Work to complete ▸ One line at a time, check the entries below for the word "Sampling", and copy each line that has it.

Excerpted records ▸
• • • • •
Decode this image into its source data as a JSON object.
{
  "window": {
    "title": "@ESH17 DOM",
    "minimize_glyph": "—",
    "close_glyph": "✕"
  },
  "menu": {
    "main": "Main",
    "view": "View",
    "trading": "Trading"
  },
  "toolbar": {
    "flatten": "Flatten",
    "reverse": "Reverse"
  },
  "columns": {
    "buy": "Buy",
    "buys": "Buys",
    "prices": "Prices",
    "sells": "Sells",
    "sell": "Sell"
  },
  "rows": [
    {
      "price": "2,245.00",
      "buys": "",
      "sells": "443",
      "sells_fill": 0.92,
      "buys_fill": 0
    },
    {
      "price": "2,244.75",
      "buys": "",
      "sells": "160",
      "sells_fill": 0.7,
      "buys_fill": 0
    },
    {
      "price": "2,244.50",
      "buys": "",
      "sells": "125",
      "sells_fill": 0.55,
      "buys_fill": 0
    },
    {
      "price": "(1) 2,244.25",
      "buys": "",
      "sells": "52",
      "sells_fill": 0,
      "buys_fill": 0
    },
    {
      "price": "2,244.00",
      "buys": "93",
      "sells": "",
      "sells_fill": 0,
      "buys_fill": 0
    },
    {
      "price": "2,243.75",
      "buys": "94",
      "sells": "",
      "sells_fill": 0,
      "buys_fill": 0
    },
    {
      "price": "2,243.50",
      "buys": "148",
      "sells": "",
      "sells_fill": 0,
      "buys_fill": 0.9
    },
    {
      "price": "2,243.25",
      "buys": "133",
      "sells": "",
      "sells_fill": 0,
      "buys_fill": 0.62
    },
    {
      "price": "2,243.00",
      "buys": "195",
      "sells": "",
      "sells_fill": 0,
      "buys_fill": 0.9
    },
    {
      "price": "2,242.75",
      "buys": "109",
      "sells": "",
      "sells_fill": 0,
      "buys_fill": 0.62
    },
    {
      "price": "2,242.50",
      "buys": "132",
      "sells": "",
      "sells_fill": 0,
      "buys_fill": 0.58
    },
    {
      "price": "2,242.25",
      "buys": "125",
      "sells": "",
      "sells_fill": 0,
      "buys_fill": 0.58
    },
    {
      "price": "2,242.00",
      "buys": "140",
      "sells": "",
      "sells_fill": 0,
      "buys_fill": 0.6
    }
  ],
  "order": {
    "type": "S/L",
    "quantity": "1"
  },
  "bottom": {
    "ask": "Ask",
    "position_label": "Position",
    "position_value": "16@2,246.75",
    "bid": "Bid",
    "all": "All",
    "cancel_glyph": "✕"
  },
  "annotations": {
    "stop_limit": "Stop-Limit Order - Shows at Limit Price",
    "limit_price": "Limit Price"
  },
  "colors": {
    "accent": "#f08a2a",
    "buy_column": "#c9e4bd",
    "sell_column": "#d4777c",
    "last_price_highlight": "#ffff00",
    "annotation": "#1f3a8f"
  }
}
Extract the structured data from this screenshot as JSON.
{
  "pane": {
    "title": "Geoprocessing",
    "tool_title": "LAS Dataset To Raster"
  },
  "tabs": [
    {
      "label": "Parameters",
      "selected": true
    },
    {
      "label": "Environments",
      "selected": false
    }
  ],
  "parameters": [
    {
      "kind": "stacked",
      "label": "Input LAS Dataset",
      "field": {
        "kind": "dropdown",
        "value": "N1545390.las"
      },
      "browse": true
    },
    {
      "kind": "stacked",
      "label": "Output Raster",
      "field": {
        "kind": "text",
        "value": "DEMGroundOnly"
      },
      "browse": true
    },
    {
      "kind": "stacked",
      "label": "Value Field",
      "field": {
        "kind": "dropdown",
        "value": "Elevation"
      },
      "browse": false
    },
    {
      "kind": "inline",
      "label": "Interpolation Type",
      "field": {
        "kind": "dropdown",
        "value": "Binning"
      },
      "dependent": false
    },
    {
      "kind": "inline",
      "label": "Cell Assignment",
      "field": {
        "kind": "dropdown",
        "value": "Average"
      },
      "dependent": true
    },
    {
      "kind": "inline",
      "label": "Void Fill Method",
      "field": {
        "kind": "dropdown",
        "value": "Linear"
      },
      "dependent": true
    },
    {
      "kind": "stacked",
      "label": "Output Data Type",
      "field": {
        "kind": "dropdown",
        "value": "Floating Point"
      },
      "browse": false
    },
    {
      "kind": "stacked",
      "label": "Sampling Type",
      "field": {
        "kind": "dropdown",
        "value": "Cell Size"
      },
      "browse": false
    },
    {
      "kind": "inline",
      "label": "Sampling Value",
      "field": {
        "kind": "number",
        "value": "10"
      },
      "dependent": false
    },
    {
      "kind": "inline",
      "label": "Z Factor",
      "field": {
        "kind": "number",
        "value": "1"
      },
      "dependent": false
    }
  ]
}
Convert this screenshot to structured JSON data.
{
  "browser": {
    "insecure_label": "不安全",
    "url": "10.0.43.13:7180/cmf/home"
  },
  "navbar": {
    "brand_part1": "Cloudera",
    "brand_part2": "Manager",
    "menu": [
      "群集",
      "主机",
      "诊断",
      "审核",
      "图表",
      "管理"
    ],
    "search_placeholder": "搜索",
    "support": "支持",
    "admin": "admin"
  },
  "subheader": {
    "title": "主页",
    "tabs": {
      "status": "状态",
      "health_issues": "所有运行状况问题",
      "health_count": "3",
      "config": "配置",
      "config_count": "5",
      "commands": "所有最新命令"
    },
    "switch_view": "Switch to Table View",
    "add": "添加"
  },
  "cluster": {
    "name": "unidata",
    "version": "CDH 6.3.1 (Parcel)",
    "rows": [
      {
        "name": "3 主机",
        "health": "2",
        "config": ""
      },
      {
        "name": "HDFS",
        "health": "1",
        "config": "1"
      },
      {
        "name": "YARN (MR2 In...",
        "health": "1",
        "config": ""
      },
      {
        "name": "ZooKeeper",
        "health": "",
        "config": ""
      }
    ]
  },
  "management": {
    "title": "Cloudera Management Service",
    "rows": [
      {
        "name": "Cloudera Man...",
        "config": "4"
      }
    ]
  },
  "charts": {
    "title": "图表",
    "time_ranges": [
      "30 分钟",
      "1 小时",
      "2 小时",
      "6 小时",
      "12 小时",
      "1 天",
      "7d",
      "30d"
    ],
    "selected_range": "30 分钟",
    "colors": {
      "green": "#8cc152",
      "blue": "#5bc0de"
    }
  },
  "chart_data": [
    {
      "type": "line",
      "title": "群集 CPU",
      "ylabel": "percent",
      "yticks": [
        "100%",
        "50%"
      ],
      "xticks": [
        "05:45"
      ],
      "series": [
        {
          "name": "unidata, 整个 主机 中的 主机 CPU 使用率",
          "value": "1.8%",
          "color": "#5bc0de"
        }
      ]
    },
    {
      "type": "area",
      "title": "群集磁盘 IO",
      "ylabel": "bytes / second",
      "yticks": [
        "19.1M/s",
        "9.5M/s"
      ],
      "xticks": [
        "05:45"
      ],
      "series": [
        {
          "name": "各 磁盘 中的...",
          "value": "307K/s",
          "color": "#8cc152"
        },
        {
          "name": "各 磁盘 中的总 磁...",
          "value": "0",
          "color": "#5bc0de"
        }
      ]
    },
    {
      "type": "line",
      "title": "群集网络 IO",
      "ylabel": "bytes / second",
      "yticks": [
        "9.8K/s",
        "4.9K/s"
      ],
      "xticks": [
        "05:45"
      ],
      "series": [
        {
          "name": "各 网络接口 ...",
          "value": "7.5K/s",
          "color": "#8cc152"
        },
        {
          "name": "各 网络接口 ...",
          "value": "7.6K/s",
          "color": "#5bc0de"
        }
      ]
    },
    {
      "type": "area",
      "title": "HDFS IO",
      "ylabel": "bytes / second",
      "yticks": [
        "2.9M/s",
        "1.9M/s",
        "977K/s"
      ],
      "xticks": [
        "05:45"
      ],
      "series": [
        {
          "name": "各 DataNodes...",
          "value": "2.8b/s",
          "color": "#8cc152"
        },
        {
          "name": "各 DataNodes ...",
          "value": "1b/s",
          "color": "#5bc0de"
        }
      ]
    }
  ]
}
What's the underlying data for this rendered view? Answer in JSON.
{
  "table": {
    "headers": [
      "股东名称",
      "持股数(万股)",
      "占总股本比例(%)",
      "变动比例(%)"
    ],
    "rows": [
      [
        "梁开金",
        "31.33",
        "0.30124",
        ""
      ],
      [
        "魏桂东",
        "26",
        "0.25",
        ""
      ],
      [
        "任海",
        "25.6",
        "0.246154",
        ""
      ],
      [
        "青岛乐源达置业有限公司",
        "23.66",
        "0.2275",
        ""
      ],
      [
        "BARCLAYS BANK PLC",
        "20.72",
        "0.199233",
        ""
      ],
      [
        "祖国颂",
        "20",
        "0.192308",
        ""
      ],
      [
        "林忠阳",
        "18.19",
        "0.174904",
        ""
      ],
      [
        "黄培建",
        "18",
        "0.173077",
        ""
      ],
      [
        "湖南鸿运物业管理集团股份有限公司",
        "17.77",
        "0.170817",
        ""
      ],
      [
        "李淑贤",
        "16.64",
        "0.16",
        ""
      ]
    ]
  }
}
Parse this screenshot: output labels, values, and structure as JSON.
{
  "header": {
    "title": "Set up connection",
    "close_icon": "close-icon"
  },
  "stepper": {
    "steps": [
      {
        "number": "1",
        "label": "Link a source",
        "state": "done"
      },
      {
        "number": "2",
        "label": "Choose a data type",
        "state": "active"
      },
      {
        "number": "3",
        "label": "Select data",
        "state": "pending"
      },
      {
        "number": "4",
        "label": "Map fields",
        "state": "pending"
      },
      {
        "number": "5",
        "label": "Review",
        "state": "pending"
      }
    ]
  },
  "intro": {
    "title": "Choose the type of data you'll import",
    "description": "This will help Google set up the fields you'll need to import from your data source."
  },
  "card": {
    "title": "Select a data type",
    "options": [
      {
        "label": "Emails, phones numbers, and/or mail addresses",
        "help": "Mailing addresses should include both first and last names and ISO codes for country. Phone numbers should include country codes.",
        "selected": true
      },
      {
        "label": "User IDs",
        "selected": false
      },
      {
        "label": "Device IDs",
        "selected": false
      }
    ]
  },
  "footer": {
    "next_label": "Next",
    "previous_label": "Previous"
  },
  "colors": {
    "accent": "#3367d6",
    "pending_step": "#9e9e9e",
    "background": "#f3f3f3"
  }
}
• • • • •
Answer to this exercise ▸
      "label": "Sampling Type",
      "label": "Sampling Value",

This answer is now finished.